Do I need a license to fly a drone? - If you are flying a drone for recreational purposes, you don't need a license or any formal training to fly a drone, but you should make the effort to become familiar with the restrictions that may exist in your area. If you are flying a drone for commercial purposes or as part of your business, the person who will be supervising the operation of that drone have to have that drone's flight has to satisfy the FAA requirements for being a certified commercial drone pilot.
What rules do I have to follow if I fly for fun? - Because flying a drone involves flying in airspace that is regulated by the FAA, you have to follow the appropriate set of federal regulations. Drones flown for recreation or as a hobby have to follow one particular set of federal regulations and guidelines commonly referred to as Part 101 regulations.
What rules do I have to follow if I fly for profit? - Drones flown for commercial purposes have to follow a related set of federal regulations and guidelines referred to as Part 107 regulations. Also, pilot flying drones for commercial reasons have to have to successfully pass an FAA test and obtain a remote pilot certificate.
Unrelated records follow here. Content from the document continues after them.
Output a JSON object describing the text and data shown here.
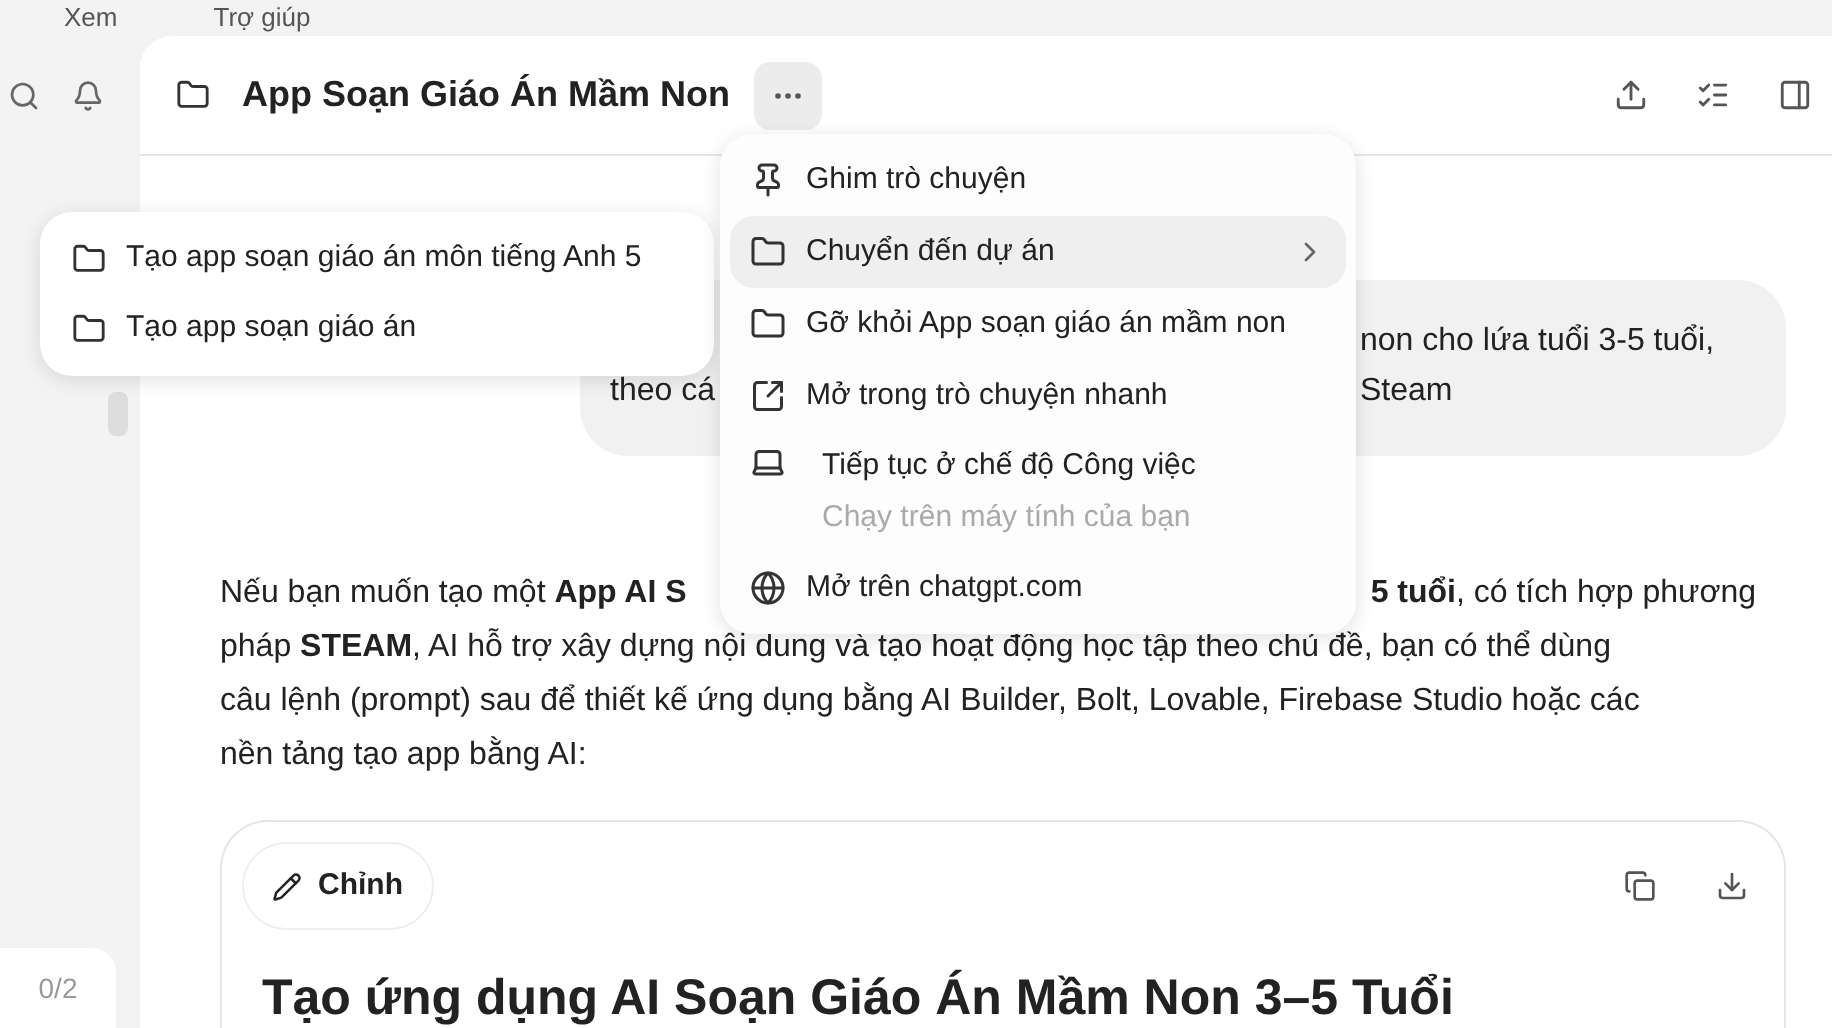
{
  "menu_bar": [
    "Xem",
    "Trợ giúp"
  ],
  "sidebar": {
    "counter": "0/2"
  },
  "header": {
    "title": "App Soạn Giáo Án Mầm Non"
  },
  "user_message": {
    "lines": [
      {
        "right": "non cho lứa tuổi 3-5 tuổi,"
      },
      {
        "left": "theo cá",
        "right": "Steam"
      }
    ]
  },
  "answer": {
    "lines": [
      {
        "left": "Nếu bạn muốn tạo một **App AI S**",
        "right": "**5 tuổi**, có tích hợp phương"
      },
      {
        "left": "pháp **STEAM**, AI hỗ trợ xây dựng nội dung và tạo hoạt động học tập theo chủ đề, bạn có thể dùng"
      },
      {
        "left": "câu lệnh (prompt) sau để thiết kế ứng dụng bằng AI Builder, Bolt, Lovable, Firebase Studio hoặc các"
      },
      {
        "left": "nền tảng tạo app bằng AI:"
      }
    ]
  },
  "canvas_card": {
    "edit_button": "Chỉnh",
    "heading": "Tạo ứng dụng AI Soạn Giáo Án Mầm Non 3–5 Tuổi"
  },
  "project_submenu": [
    {
      "label": "Tạo app soạn giáo án môn tiếng Anh 5"
    },
    {
      "label": "Tạo app soạn giáo án"
    }
  ],
  "context_menu": [
    {
      "kind": "pin",
      "label": "Ghim trò chuyện",
      "selected": false
    },
    {
      "kind": "folder",
      "label": "Chuyển đến dự án",
      "selected": true,
      "submenu": true
    },
    {
      "kind": "folder",
      "label": "Gỡ khỏi App soạn giáo án mầm non",
      "selected": false
    },
    {
      "kind": "quick",
      "label": "Mở trong trò chuyện nhanh",
      "selected": false
    },
    {
      "kind": "laptop",
      "label": "Tiếp tục ở chế độ Công việc",
      "sublabel": "Chạy trên máy tính của bạn",
      "selected": false
    },
    {
      "kind": "globe",
      "label": "Mở trên chatgpt.com",
      "selected": false
    }
  ]
}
Do I have to register my drone with the government? - It depends on your drone. All drones that weigh more than 0.55 pounds (250 grams) must be registered with the FAA, either a registration process for drones that weigh between 0.55 and 55 pounds (25 kg), and a separate process for heavier aircraft. In addition, drone operators must follow relevant state and local laws, particularly those related to privacy, public safety, and noise.
What if I build or customize my own drone? - In the US, the rules and restrictions for drones are the same whether they are purchased from a manufacturer or if they are built or customized by an individual. If the drone is heavier than 0.55 pounds, you must register that drone, and if they are used for commercial purposes, the person responsible for flying the drone must have the appropriate commercial drone pilot license from the FAA. Also, the drone owner must follow the appropriate regulations and requirements for either commercial drone operations, or for non-commercial activities.
Can I bring drones on a plane? - It depends on the drone. Most commercially available drones are powered by batteries, and there are a number of restrictions when it comes to flying with drone batteries, especially if you are packing spare batteries. Also, as is the case with other valuable personal electronic devices like computers, if they are in your checked bag and get lost, stolen, damage, or misplaced, you will likely not get any compensation from the airline. If you have to pack you drone or key drone components in a checked bag, you should take steps to protect your drone in your baggage.
Additional drone resources
- Types of drones
- How to choose a drone
- Buying drones
- Drone flying restrictions
- How to travel with a drone
- Drone vocabulary
- Register your drone
- Part 101 regulations
- Part 107 regulations
- Get a drone pilot license
- FAA drone resources
http://airsafe.com/issues/drones/drone-faq.htm -- Revised 12 November 2016